_TASK REQUIREMENTS_: Note how many lines in the entries contain the string "icon", then give that number and nothing else.

Element data from apps and pages:
————

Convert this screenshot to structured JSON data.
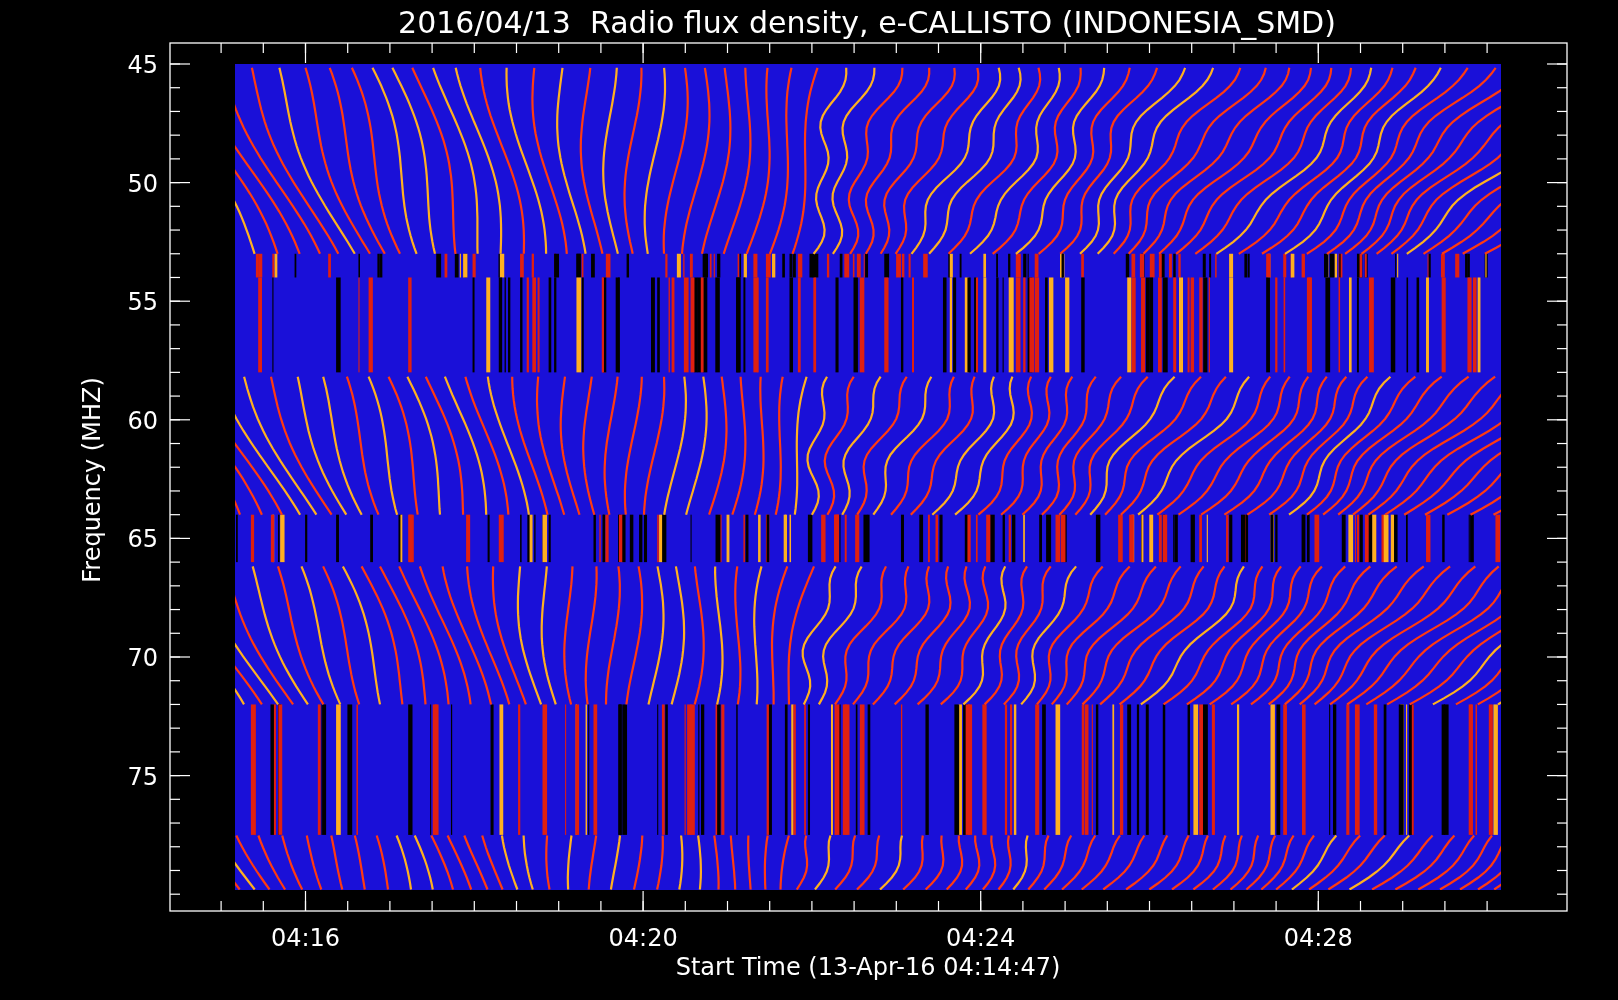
{
  "title": "2016/04/13  Radio flux density, e-CALLISTO (INDONESIA_SMD)",
  "y_axis": {
    "label": "Frequency (MHZ)",
    "ticks": [
      "45",
      "50",
      "55",
      "60",
      "65",
      "70",
      "75"
    ]
  },
  "x_axis": {
    "label": "Start Time (13-Apr-16 04:14:47)",
    "ticks": [
      "04:16",
      "04:20",
      "04:24",
      "04:28"
    ]
  }
}
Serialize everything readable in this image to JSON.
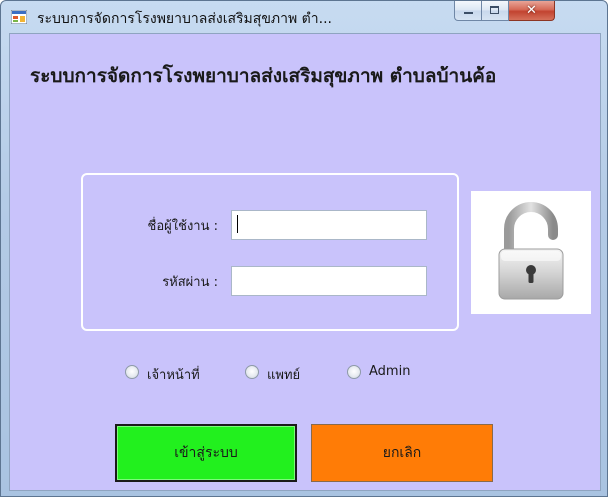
{
  "window": {
    "title": "ระบบการจัดการโรงพยาบาลส่งเสริมสุขภาพ ตำ...",
    "minimize_icon": "minimize-icon",
    "maximize_icon": "maximize-icon",
    "close_icon": "close-icon",
    "close_glyph": "✕"
  },
  "heading": "ระบบการจัดการโรงพยาบาลส่งเสริมสุขภาพ ตำบลบ้านค้อ",
  "form": {
    "username_label": "ชื่อผู้ใช้งาน :",
    "username_value": "",
    "password_label": "รหัสผ่าน :",
    "password_value": ""
  },
  "lock_icon": "padlock-icon",
  "roles": [
    {
      "label": "เจ้าหน้าที่",
      "selected": false
    },
    {
      "label": "แพทย์",
      "selected": false
    },
    {
      "label": "Admin",
      "selected": false
    }
  ],
  "buttons": {
    "enter_label": "เข้าสู่ระบบ",
    "cancel_label": "ยกเลิก"
  },
  "colors": {
    "client_bg": "#c9c3fb",
    "enter_button": "#22f01e",
    "cancel_button": "#ff7c06"
  }
}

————

_WRITTEN SOLUTION_: 4